[Dataset rows for apps and sites]
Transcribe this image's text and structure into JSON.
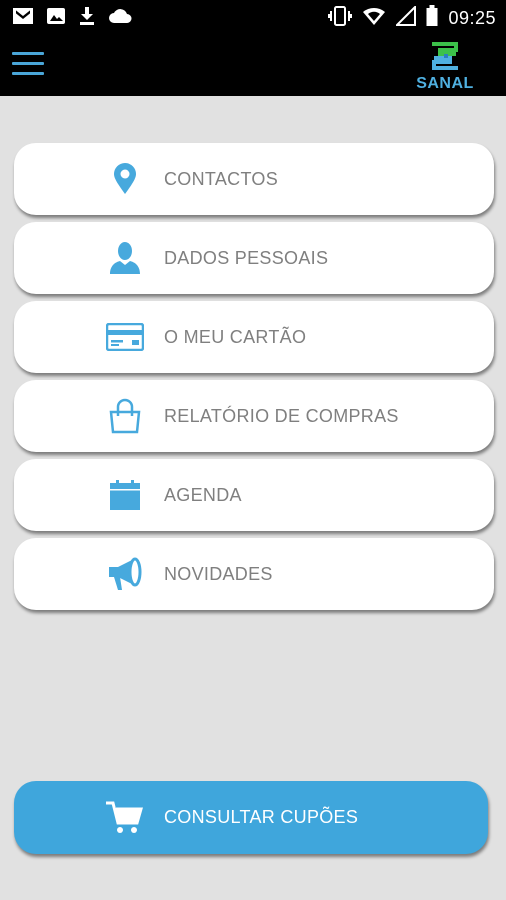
{
  "status_bar": {
    "time": "09:25",
    "left_icons": [
      "gmail-icon",
      "image-icon",
      "download-icon",
      "cloud-icon"
    ],
    "right_icons": [
      "vibrate-icon",
      "wifi-icon",
      "signal-icon",
      "battery-icon"
    ]
  },
  "app_bar": {
    "logo_text": "SANAL",
    "menu_icon": "hamburger-icon"
  },
  "menu": {
    "items": [
      {
        "label": "CONTACTOS",
        "icon": "location-pin-icon"
      },
      {
        "label": "DADOS PESSOAIS",
        "icon": "person-icon"
      },
      {
        "label": "O MEU CARTÃO",
        "icon": "card-icon"
      },
      {
        "label": "RELATÓRIO DE COMPRAS",
        "icon": "shopping-bag-icon"
      },
      {
        "label": "AGENDA",
        "icon": "calendar-icon"
      },
      {
        "label": "NOVIDADES",
        "icon": "megaphone-icon"
      }
    ]
  },
  "cta": {
    "label": "CONSULTAR CUPÕES",
    "icon": "cart-icon"
  },
  "colors": {
    "accent": "#3fa6dc",
    "icon_blue": "#47a9dd",
    "background": "#e1e1e1",
    "bar": "#000000",
    "label_gray": "#7f7f7f",
    "logo_green": "#3cc14a"
  }
}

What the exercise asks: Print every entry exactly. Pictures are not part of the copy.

Answer box:
Transcribe this image's text and structure into JSON.
{
  "status_bar": {
    "time": "09:25",
    "left_icons": [
      "gmail-icon",
      "image-icon",
      "download-icon",
      "cloud-icon"
    ],
    "right_icons": [
      "vibrate-icon",
      "wifi-icon",
      "signal-icon",
      "battery-icon"
    ]
  },
  "app_bar": {
    "logo_text": "SANAL",
    "menu_icon": "hamburger-icon"
  },
  "menu": {
    "items": [
      {
        "label": "CONTACTOS",
        "icon": "location-pin-icon"
      },
      {
        "label": "DADOS PESSOAIS",
        "icon": "person-icon"
      },
      {
        "label": "O MEU CARTÃO",
        "icon": "card-icon"
      },
      {
        "label": "RELATÓRIO DE COMPRAS",
        "icon": "shopping-bag-icon"
      },
      {
        "label": "AGENDA",
        "icon": "calendar-icon"
      },
      {
        "label": "NOVIDADES",
        "icon": "megaphone-icon"
      }
    ]
  },
  "cta": {
    "label": "CONSULTAR CUPÕES",
    "icon": "cart-icon"
  },
  "colors": {
    "accent": "#3fa6dc",
    "icon_blue": "#47a9dd",
    "background": "#e1e1e1",
    "bar": "#000000",
    "label_gray": "#7f7f7f",
    "logo_green": "#3cc14a"
  }
}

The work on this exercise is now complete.